## Assignment
What is needed is an exact copy of the lines from the one containing "Transcribe this image's" through the last line of the records below, with no pictures.

## Website and app data records
# # #

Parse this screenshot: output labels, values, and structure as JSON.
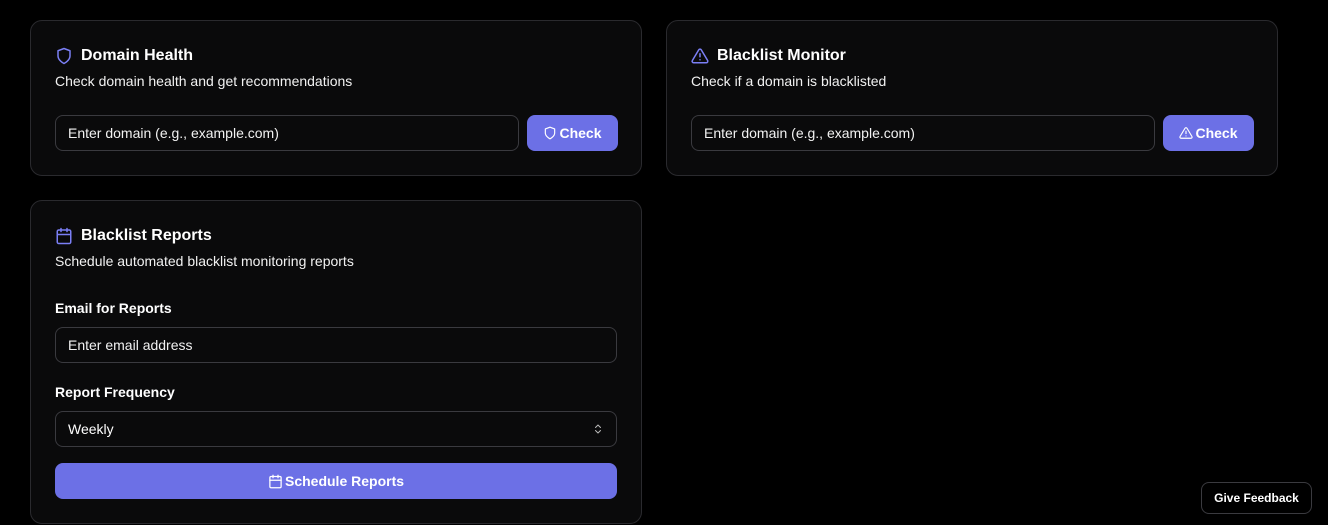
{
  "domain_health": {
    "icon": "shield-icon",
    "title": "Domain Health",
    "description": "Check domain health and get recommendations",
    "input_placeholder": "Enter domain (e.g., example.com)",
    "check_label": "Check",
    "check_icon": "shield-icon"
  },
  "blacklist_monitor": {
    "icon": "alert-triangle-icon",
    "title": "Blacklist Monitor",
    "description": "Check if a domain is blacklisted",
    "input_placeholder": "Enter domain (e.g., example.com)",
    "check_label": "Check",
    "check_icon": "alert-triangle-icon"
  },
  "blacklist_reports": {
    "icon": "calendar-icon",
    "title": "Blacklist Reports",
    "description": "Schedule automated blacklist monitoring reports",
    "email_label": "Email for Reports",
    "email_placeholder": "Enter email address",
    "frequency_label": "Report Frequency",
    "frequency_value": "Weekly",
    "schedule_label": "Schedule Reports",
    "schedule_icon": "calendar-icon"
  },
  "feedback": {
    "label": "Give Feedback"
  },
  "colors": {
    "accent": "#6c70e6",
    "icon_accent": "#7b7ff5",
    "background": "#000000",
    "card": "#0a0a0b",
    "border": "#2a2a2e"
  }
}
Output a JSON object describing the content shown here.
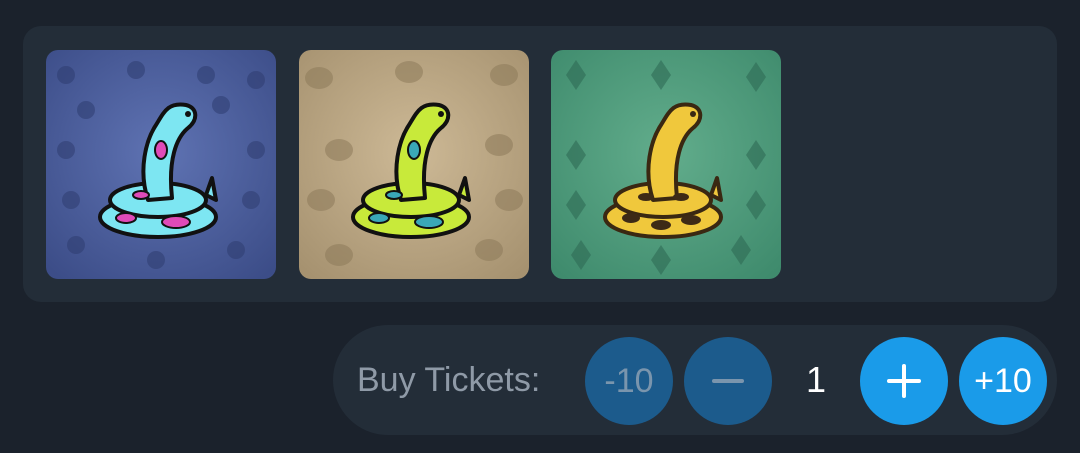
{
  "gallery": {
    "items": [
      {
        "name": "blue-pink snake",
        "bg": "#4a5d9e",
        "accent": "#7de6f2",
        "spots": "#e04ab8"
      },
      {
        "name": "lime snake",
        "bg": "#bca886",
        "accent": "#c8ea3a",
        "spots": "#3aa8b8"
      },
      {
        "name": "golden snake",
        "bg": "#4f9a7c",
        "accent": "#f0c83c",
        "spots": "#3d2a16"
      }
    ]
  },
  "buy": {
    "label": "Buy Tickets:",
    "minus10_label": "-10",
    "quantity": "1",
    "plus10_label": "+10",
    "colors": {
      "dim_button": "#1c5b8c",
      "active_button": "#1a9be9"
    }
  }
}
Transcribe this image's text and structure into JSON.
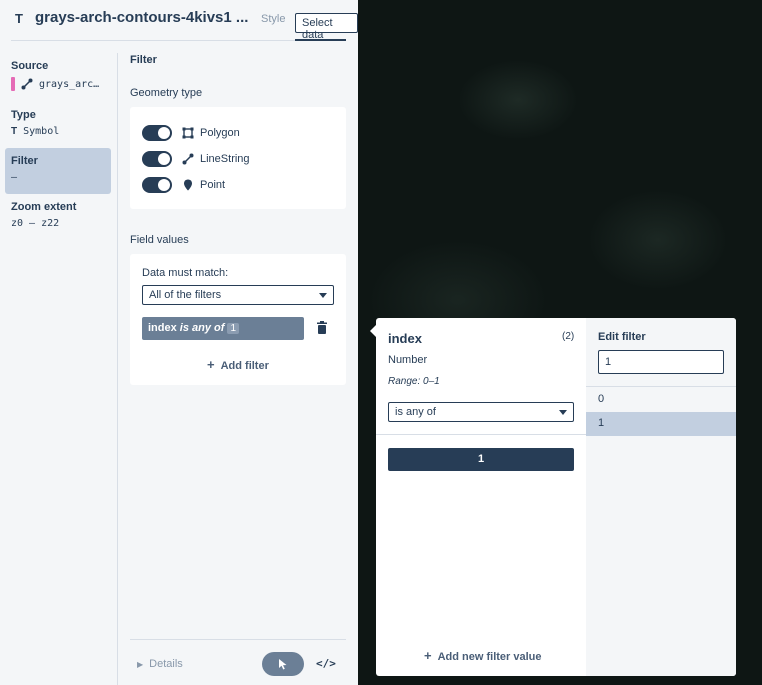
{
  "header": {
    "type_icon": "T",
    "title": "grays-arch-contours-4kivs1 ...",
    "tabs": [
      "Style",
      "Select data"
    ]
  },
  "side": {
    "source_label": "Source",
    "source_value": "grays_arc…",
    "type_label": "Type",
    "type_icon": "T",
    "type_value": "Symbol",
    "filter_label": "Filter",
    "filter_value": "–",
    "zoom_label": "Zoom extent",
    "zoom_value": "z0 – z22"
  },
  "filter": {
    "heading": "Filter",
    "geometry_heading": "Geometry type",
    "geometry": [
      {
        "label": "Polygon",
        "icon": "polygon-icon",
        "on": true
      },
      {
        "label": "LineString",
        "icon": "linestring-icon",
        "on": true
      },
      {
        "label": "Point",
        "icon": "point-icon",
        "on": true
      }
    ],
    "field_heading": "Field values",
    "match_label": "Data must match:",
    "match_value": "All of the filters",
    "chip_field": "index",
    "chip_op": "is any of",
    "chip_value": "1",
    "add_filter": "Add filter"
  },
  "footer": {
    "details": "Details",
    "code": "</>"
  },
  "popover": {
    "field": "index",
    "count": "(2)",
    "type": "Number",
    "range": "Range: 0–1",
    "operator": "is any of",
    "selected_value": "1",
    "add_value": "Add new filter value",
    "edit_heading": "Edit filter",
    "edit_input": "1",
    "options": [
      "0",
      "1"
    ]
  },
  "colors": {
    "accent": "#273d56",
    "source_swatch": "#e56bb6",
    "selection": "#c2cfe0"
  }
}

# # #

## Solution below
Transcribe this image's text and structure into JSON.
{
  "header": {
    "type_icon": "T",
    "title": "grays-arch-contours-4kivs1 ...",
    "tabs": [
      "Style",
      "Select data"
    ]
  },
  "side": {
    "source_label": "Source",
    "source_value": "grays_arc…",
    "type_label": "Type",
    "type_icon": "T",
    "type_value": "Symbol",
    "filter_label": "Filter",
    "filter_value": "–",
    "zoom_label": "Zoom extent",
    "zoom_value": "z0 – z22"
  },
  "filter": {
    "heading": "Filter",
    "geometry_heading": "Geometry type",
    "geometry": [
      {
        "label": "Polygon",
        "icon": "polygon-icon",
        "on": true
      },
      {
        "label": "LineString",
        "icon": "linestring-icon",
        "on": true
      },
      {
        "label": "Point",
        "icon": "point-icon",
        "on": true
      }
    ],
    "field_heading": "Field values",
    "match_label": "Data must match:",
    "match_value": "All of the filters",
    "chip_field": "index",
    "chip_op": "is any of",
    "chip_value": "1",
    "add_filter": "Add filter"
  },
  "footer": {
    "details": "Details",
    "code": "</>"
  },
  "popover": {
    "field": "index",
    "count": "(2)",
    "type": "Number",
    "range": "Range: 0–1",
    "operator": "is any of",
    "selected_value": "1",
    "add_value": "Add new filter value",
    "edit_heading": "Edit filter",
    "edit_input": "1",
    "options": [
      "0",
      "1"
    ]
  },
  "colors": {
    "accent": "#273d56",
    "source_swatch": "#e56bb6",
    "selection": "#c2cfe0"
  }
}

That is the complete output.